As a rule of thumb, what is the maximum range of values that can be assigned to maxmemusage_mb? Does it have a relation to the max available memory (160 GB in this case)?
The release 6.2.1 contains improvement on the way this parameter is applied. So you might consider an upgrade:
maxmemusage_mb = < non-negative integer >
*Provides a limitation to the amount of RAM a batch of events or results will use
in the memory of search processes.
*Operates on an estimation of memory use which is not exact.
*The limitation is applied in an unusual way; if the number of results or events
exceeds maxresults, AND the estimated memory exceeds this limit, the data is
spilled to disk.
*This means, as a general rule, lower limits will cause a search to use more disk
I/O and less RAM, and be somewhat slower, but should cause the same results to
typically come out of the search in the end.
*This limit is applied currently to a number, but not all search processors.
However, more will likely be added as it proves necessary.
*The number is thus effectively a ceiling on batch size for many components of
search for all searches run on this system.
**0 will specify the size to be unbounded.

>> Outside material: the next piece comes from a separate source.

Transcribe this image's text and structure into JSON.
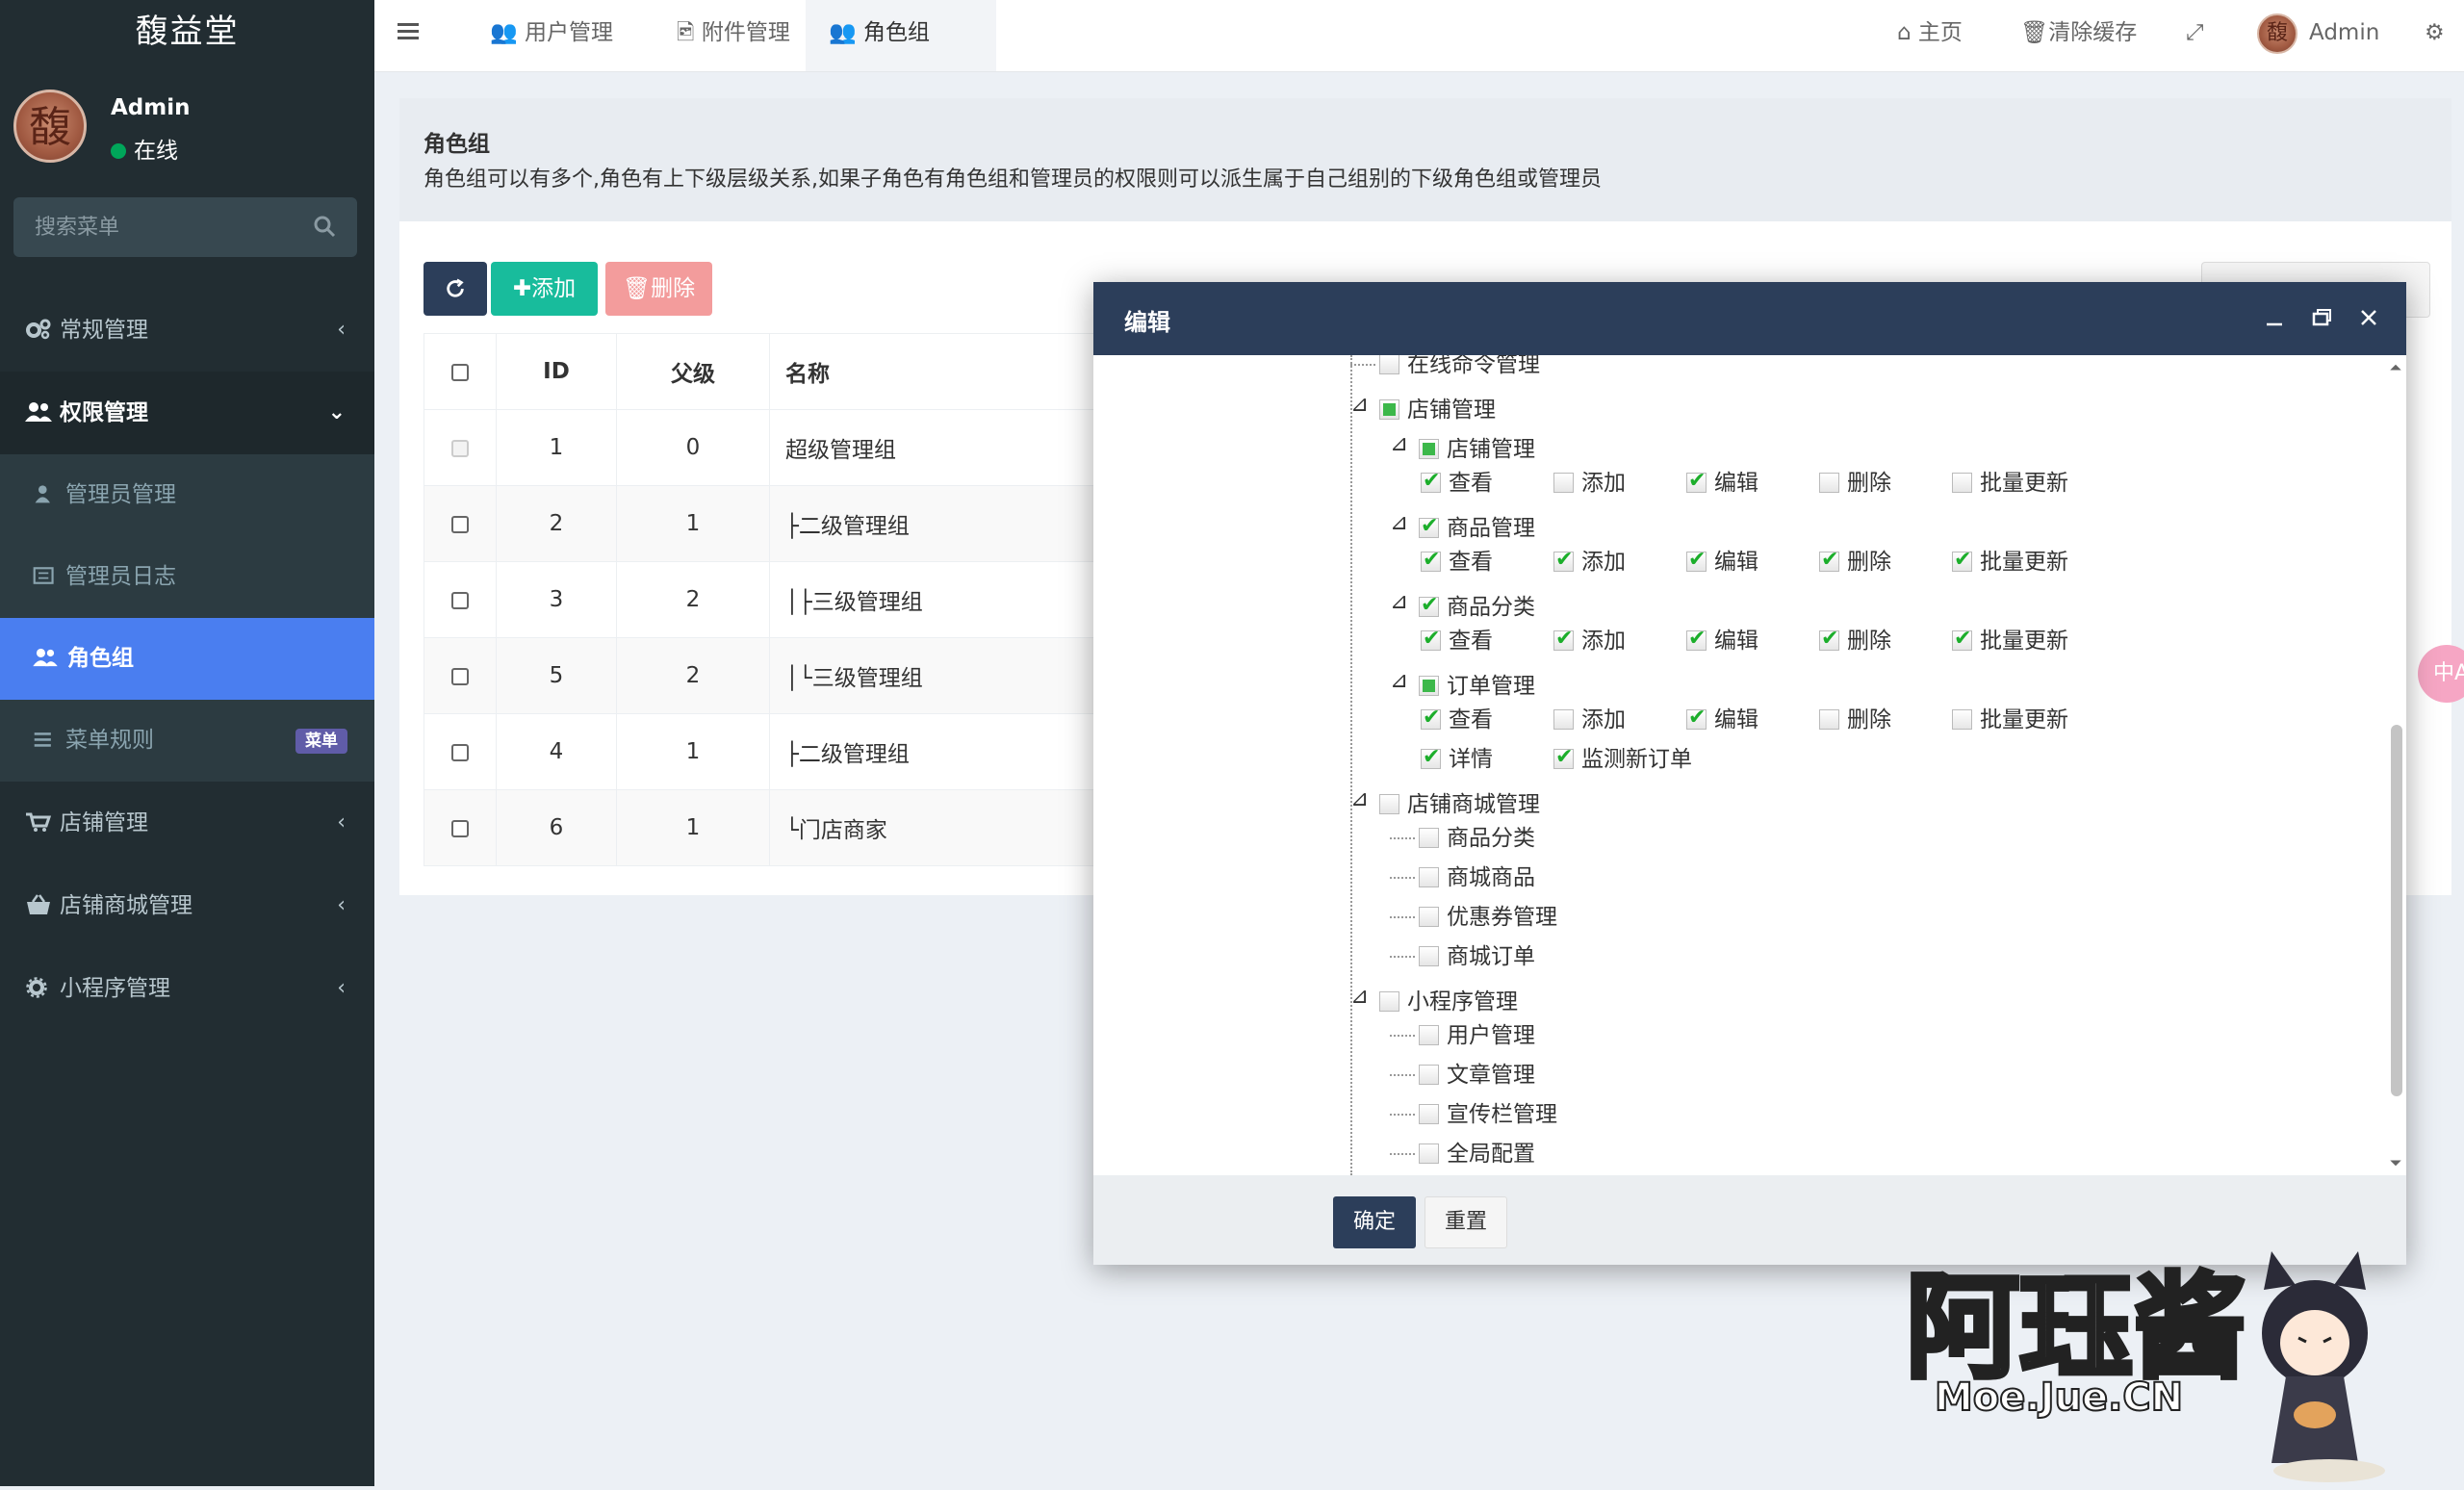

In this case searches may be allowed to
grow to arbitrary sizes.